The Curious Case of Benjamin Button is a 2008 Oscar winning film by director David Fincher, filmed primarily in uptown New Orleans. The film was adapted from a 1922 short story by F. Scott Fitzgerald by the same name, from the collection “Tales of the Jazz Age.” Screenwriter Eric Roth (Forrest Gump) adapted the short story, which was originally set in Baltimore.  New Orleans was ultimately chosen as the film location for both creative and economic reasons—to take advantage of the city’s unique character and settings and the State of Louisiana’s generous film incentives. 
The storyline of the film spans the years between 1918 and 2005 as it tells the story of Benjamin Button (Brad Pitt), who is born an 80-year-old man and ages in reverse. As an infant he is left on the steps of a nursing home where he is taken in by “Queenie” (Taraji P. Henson), a caretaker, and consequently raised as her own. While at the nursing home Benjamin meets six-year-old Daisy, whose grandmother is a patient in the home. As the years pass, the viewer watches the lives of Daisy and Benjamin unfold as she progresses in age and he ages in reverse. Daisy moves to New York to become a dancer and Benjamin fights in World War II. As an adult Daisy (Cate Blanchett) and Benjamin grow closer in age, they begin a romance that brings them to New York, Paris, and back to New Orleans.
In 2006 director David Fincher visited New Orleans to scout locations to film Benjamin Button. While visiting the Garden District, Fincher became enamored with the 8,000-plus-square-foot white centerhall cottage at 2707 Coliseum Street. Fincher imagined the house would serve as the retirement home in which Benjamin Button would grow up. The director and his location scout knocked on the door of the house but received no response, so they left a note taped to the front door. The owner of the home, Mary Nell Porter Nolan, was in Houston where she evacuated from Katrina. When the note made it to Ms. Nolan, she originally declined to have the house filmed. Location scout Bill Doyle attempted to find a suitable replacement for the home, looking at as many as 300 other properties. However, director Fincher was resolute on 2707 Coliseum. 

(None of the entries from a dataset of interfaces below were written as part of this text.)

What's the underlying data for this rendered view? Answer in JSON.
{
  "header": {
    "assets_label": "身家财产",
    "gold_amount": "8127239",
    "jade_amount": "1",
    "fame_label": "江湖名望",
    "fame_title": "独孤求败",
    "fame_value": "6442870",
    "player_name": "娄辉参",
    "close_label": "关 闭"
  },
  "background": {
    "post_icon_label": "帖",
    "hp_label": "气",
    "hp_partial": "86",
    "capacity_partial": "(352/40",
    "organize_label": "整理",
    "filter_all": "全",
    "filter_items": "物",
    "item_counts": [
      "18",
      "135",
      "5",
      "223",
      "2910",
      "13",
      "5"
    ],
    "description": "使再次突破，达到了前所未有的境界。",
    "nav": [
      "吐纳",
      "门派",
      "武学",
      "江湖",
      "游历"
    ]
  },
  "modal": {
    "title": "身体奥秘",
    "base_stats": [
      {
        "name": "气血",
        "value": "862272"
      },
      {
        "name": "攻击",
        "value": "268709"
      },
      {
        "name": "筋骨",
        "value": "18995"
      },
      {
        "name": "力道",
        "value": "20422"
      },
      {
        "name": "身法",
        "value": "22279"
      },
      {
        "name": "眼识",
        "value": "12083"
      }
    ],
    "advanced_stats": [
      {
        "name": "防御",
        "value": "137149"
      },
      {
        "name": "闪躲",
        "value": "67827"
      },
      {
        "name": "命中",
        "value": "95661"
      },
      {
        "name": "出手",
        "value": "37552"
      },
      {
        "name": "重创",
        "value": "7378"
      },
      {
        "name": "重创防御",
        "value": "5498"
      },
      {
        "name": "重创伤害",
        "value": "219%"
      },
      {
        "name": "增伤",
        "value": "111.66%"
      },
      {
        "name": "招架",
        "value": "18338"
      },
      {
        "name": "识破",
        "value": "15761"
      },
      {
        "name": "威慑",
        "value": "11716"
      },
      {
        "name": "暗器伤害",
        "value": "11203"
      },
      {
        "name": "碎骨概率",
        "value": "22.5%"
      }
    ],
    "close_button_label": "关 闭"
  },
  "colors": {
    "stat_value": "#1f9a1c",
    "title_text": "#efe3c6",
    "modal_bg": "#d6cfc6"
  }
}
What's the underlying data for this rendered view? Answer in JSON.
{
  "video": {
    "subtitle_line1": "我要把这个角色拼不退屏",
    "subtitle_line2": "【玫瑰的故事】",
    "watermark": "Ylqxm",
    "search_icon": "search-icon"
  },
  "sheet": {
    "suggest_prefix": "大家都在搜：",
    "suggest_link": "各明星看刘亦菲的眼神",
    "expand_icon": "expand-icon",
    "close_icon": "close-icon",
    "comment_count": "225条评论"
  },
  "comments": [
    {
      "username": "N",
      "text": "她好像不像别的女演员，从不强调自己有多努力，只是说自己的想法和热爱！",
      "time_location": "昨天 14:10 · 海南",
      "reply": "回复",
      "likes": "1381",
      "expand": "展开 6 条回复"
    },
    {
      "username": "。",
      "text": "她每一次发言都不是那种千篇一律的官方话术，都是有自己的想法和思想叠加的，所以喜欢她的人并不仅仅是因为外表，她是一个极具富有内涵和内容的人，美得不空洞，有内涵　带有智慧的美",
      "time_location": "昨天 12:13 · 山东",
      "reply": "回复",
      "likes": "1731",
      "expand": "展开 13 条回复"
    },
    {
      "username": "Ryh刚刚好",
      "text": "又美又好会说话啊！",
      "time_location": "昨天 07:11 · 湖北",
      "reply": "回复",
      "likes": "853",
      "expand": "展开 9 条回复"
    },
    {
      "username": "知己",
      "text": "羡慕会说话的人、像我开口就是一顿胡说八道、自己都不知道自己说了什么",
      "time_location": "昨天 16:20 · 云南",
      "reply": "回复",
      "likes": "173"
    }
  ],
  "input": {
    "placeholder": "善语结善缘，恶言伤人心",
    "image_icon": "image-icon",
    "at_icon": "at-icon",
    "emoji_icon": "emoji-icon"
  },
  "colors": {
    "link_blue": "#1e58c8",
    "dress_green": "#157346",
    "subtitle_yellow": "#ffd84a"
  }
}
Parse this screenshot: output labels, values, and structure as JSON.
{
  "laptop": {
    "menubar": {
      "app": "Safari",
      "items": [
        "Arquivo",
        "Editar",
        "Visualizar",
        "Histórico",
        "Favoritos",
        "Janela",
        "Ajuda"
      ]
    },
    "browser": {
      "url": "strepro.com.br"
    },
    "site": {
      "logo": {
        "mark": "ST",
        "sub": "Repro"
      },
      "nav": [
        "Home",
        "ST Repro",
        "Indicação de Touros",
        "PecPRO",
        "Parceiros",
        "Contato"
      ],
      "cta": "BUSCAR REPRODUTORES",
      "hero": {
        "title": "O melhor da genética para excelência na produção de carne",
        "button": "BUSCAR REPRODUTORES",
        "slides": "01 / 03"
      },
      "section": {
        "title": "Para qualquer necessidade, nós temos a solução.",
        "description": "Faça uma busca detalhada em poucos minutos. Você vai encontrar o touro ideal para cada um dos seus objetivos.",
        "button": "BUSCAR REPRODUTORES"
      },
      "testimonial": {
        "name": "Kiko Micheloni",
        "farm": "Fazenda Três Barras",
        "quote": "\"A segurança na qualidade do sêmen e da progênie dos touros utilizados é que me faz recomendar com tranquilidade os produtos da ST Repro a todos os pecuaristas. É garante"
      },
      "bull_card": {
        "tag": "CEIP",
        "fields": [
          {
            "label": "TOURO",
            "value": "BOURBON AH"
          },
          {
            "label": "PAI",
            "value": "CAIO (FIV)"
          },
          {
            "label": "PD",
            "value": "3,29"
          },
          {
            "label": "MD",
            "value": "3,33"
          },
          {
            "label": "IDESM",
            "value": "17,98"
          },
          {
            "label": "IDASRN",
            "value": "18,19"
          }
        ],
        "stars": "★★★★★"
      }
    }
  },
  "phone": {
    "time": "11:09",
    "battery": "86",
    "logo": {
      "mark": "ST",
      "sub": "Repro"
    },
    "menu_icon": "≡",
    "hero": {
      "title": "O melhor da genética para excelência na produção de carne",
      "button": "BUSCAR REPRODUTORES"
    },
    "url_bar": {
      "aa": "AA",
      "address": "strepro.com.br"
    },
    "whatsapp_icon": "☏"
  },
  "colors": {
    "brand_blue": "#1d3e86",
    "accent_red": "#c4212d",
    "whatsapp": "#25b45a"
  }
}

Persistent pleas from the director, location manager, and Ms. Nolan’s son eventually paid off. Ms. Nolan was convinced that the film would have a positive impact on New Orleans, still very much devastated by Katrina.
Ms. Nolan was able to drop in on the set on several occasions during the production of the film. She evacuated again to Houston during Hurricane Gustav and passed away there before the film was released. Interestingly, the life of the home’s owner parallels that of Daisy, the heroine of Benjamin Button. Like Daisy, Ms. Nolan met the love of her life in the home on Coliseum street, pursued a career in dance in New York City, and ultimately spent her final days “during the uneasiness of a hurricane.”  William T. Nolan II, Ms. Nolan’s son, said that the family was very pleased with the film and the depiction of their home as “character in the movie.”